Villa Trissino is an incomplete aristocratic villa designed by Andrea Palladio, situated in the hamlet of Meledo in the comune of Sarego in the Veneto. It was intended for the brothers Ludovico and Francesco Trissino.

Projected Villa Trissino at Meledo (Sarego): woodcut from I quattro libri dell'architettura by Palladio (1570).

It is not to be confused with Villa Trissino at Cricoli, which is 20 km away, just outside Vicenza.

Details of the project as published by Palladio[edit]

Palladio included the project in book two of The Four Books of Architecture, published in Venice in 1570. In the Quattro Libri, Palladio affirms that he had begun the construction of a villa at Meledo for the brothers Ludovico and Francesco Trissino, ranking figures in the aristocracy of Vicenza and Palladio’s patrons not only at Meledo but also at their city palace in the Contra’ Riale (1558) and at a small suburban casino. Palladio refers to the building as having been begun, and praises the site which includes a small hill. However, it is debatable how much of the multi-level design illustrated in the book was constructed - probably only a small part of the design was ever attempted.[1] This did not prevent the plan from being influential: Thomas Jefferson's University of Virginia shows some similarities to it.

A number of Palladian villas differ from the illustrations in the "Four Books of Architecture". For example, at Villa Saraceno there is a Palladian house, but not the wings of the design published in 1570, and Villa Serego is also incomplete. At Villa Trissino, the twenty-first century visitor will find no Palladian house, only the start of the two extending wings can be seen. There is also a small rusticated gateway which recalls the Villa Serego.

The treatise engraving restores to us a view of an imposing structure, arranged on several levels, obviously inspired by the disposition of ancient Roman acropolis complexes. It is not possible to affirm whether this project had any practical outcome. On the other hand, evident traces of the beginning of the a Palladian project do exist in the imposing stone foundations of buildings along the river and in the two barchesse with Tuscan columns of fine workmanship. The most economic hypothesis would be that a project by Palladio existed for the Villa Trissino, although not necessarily identical to that presented in the Quattro Libri. The latter seems rather to be the development of a theoretical scheme hypothetically conceived for the real site of Meledo.[1]

Functions of the Palladian Villa[edit]

Villa Trissino, like most of the Palladian villas, was to be the centre of an agricultural estate built for an aristocratic family.
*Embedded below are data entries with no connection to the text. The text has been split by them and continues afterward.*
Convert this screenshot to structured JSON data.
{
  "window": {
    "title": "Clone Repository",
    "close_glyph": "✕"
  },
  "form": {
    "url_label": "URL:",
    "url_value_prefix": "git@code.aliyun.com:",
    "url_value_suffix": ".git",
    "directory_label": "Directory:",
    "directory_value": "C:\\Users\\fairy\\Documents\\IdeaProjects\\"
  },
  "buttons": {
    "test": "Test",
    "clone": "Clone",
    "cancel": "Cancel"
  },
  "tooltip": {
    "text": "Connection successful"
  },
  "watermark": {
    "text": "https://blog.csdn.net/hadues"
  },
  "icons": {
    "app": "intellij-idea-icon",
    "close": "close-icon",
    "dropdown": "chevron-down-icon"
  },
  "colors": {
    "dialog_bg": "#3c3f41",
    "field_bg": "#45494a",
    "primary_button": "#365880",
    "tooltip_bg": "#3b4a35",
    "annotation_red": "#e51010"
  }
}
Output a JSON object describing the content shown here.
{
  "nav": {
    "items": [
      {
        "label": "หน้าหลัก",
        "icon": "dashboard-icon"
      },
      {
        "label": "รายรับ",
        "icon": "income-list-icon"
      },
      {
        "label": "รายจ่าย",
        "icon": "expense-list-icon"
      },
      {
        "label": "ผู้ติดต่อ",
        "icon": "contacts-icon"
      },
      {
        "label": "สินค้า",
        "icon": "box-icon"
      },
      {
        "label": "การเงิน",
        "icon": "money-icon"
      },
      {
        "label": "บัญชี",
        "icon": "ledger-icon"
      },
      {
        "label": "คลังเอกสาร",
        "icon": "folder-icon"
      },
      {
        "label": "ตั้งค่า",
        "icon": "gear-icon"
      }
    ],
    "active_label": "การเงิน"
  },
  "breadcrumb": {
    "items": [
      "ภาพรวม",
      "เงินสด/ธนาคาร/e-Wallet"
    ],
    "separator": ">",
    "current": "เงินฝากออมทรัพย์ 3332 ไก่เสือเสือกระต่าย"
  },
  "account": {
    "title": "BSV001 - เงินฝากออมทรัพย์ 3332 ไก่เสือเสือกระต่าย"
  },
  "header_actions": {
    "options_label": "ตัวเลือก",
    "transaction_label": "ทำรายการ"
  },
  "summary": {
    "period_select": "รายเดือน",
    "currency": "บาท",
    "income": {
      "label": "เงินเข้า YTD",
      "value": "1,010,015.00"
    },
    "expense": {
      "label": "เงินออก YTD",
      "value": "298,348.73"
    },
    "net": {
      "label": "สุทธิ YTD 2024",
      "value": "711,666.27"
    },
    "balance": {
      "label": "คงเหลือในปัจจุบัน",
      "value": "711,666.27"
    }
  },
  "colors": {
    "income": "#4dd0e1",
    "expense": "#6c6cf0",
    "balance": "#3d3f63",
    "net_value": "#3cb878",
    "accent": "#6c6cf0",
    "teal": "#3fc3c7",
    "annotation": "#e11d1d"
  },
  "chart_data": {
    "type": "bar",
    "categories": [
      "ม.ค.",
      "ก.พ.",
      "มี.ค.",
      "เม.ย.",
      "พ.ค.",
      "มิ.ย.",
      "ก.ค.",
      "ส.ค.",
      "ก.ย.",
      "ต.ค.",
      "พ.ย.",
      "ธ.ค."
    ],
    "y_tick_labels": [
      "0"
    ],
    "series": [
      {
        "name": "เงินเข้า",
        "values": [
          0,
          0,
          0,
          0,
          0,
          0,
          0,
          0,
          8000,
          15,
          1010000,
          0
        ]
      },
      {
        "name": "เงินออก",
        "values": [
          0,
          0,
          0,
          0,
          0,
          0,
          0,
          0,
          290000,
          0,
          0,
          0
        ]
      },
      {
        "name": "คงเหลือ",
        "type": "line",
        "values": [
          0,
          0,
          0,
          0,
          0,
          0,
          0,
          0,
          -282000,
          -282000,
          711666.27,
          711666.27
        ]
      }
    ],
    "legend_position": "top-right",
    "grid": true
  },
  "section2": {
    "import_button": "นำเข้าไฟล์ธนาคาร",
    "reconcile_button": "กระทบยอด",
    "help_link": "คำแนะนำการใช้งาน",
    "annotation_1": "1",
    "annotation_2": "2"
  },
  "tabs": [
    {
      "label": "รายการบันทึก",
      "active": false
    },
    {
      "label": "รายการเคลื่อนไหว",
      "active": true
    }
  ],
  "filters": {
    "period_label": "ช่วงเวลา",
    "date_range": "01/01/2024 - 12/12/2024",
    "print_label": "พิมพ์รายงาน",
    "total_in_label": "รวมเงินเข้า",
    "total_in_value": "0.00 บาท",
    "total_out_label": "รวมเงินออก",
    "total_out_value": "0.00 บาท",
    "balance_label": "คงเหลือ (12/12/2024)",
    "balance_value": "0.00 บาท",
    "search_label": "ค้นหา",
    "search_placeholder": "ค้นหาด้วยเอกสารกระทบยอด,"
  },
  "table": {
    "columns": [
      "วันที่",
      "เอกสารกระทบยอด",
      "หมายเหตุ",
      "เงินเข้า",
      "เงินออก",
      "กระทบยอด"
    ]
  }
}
What survives at Meledo is two sections of the villa's extending colonnade, which would have been used for the utilitarian functions, something like a farmyard.

One of the two wings with dovecote
Rear view

Dovecote[edit]

At the end of the wing in the photo there is a dovecote, a feature also found at Villa Barbaro. The dovecote of Villa Trissino is decorated with frescoes, indicating that even within the utilitarian portions of the villa, great care was given to create aesthetic beauty. The dovecote tower was frescoed with grotesques by Eliodoro Forbicini (a Veronese painter mentioned by Vasari), who also worked in Palladio’s Palazzo Chiericati and Palazzo Thiene. It is an evident sign that the building’s function was not just utilitarian.

Conservation status[edit]

In 1996 Villa Trissino was designated as part of the World Heritage Site "City of Vicenza and Palladian Villas of the Veneto".[2] The buildings are in a poor state of conservation.

References[edit]

  1. ^ a b CISA A. Palladio 2008
  2. ^ UNESCO Website for the World Heritage Site

Sources[edit]

See also[edit]